- Tell me about your biggest strengths?
This is one of the most common interview questions to date— but even though it’s simple and asked frequently doesn’t make it any less difficult to answer. No one wants to come across as conceited or like a show-off.
A great way to avoid bragging is by answering this question using the words of someone else. Maybe you can recount a time a supervisor or mentor patted you on the back, or recognized a noteworthy strength of yours.
Telling a story is more intriguing and meaningful than just stating a list of self-perceived attributes. Another important part to consider when answering this question is how much your answer fits what might be important for this role.
The skill you choose to emphasize might change based on the job you’re exploring, so make sure to do your research.
- When can you start?
Take the case of my client, Stephanie. She was asked this question while interviewing for one job but didn’t know how to answer it because she had just started the interview process for another position.
Ideally, she would be able to procure two offers, and then just choose which position she prefers, or better yet, use one offer to leverage a higher salary for another. Unfortunately though, the two timelines were off by a few weeks, and she needed to answer before she had time to get to the end of the interview process for the second role.
So how do you handle this question if you’re Stephanie and you find yourself wishing you had more time to weigh your options?
Don’t be afraid to ask for time. It may feel difficult to ask something of a hiring manager (especially when you’re so hard to be charming and professional) but you should feel comfortable advocating for yourself in this situation. Believe me, asking for a few days to consider the offer is a totally understandable request.
If you are in the process of interviewing for a different role, it’s also okay to let the hiring manager know that you have a deadline for committing. In a way, this gives you the opportunity to reiterate how excited you are about this position.
The goal is not to come off like you’re rushing them or being pushy, but like you just want to get clarity on their own timeline and the likelihood that you’ll be advancing to later stages and/or being hired.
- Do you have any questions?
The answer to this question should always be yes. The reasons for this are because one, it gives the impression that you’re genuinely interested and curious about the company and role, and two, because it gives you the opportunity to get some information for internet sleuthing.
I recommend that you go to the interview with a few questions prepared and that they are targeted and specific. If your questions are too general, then it will sound like you either don’t know a lot about the company, or you recycle these questions for any interview you do because they can be applicable anywhere.
When you’re being specific, on the other hand, you’re asking questions about initiatives or projects that the company has undergone that you’re excited about. Extra points if you can connect this to one of your strengths.
Here are a few of the latest interview questions I would have in my back pocket if I were interviewing for a job in 2022, especially if I was curious or concerned about the remote and/or in-office possibilities:
- “I understand that this position is advertised as fully remote. Do you anticipate a time when you expect the person holding this position to transition to in-person work?”
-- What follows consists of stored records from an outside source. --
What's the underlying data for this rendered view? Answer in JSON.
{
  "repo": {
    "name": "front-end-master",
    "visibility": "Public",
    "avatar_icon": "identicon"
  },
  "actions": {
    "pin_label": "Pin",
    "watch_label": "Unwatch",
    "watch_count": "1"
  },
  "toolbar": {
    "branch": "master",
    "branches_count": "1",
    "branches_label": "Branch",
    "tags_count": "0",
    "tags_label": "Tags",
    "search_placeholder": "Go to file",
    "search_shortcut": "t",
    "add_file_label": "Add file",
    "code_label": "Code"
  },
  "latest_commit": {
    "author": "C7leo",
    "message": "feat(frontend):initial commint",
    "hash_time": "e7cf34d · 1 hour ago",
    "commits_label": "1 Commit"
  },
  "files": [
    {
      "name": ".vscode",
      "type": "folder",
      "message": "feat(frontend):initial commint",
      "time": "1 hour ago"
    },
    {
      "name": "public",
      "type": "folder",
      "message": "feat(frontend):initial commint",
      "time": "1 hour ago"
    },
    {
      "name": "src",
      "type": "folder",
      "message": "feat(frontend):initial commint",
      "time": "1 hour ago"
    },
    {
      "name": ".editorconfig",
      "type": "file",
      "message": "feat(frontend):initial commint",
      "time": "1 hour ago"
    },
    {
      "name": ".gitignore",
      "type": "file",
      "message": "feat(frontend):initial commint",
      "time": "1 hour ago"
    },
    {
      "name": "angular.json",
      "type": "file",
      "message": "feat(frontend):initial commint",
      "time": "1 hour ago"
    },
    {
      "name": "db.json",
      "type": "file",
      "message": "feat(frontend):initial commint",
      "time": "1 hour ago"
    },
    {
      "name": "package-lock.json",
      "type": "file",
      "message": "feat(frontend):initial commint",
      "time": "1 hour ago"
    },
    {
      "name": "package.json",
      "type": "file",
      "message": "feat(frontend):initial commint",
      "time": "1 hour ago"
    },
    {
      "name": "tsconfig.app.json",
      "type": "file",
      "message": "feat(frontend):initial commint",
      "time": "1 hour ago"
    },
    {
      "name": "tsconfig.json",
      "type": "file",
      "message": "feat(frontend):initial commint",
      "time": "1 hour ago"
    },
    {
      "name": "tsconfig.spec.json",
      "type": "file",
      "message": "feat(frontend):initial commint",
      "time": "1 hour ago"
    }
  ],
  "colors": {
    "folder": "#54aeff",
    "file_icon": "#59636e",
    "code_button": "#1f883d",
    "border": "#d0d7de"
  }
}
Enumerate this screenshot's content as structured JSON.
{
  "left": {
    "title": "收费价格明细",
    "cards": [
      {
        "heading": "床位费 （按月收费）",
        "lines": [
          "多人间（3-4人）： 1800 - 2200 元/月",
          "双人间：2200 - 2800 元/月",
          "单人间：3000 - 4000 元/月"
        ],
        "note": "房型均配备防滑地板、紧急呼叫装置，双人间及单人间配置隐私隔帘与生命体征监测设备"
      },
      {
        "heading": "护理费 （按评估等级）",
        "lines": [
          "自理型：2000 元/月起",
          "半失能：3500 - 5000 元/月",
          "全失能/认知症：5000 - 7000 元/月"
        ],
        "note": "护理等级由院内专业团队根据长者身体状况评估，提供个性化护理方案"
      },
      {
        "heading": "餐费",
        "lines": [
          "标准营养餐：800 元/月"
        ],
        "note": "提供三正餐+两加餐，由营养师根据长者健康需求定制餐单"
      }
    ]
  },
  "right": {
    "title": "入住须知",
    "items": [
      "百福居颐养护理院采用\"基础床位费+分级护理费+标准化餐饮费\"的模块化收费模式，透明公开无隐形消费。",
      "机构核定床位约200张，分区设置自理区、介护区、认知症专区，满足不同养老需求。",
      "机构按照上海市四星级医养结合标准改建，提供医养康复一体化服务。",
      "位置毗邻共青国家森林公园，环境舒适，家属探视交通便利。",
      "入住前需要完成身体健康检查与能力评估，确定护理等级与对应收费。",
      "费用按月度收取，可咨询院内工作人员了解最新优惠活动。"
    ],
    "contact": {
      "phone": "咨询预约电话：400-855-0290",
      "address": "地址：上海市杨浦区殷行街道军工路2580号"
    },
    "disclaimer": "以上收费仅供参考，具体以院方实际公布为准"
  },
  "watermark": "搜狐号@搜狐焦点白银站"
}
- “Office culture is very important to me, and I wonder how you feel your staff has been handling the transition to remote work?”
- “If everything goes well with the post-pandemic reopening, what do you think your approach to in-person versus remote work will be in a year’s time?”
- “How do you think that office culture has changed with the shift to more remote work?”
- “I love hearing success stories from the past year. I’d really like to hear about a triumph that your team achieved despite the difficulties of the pandemic.”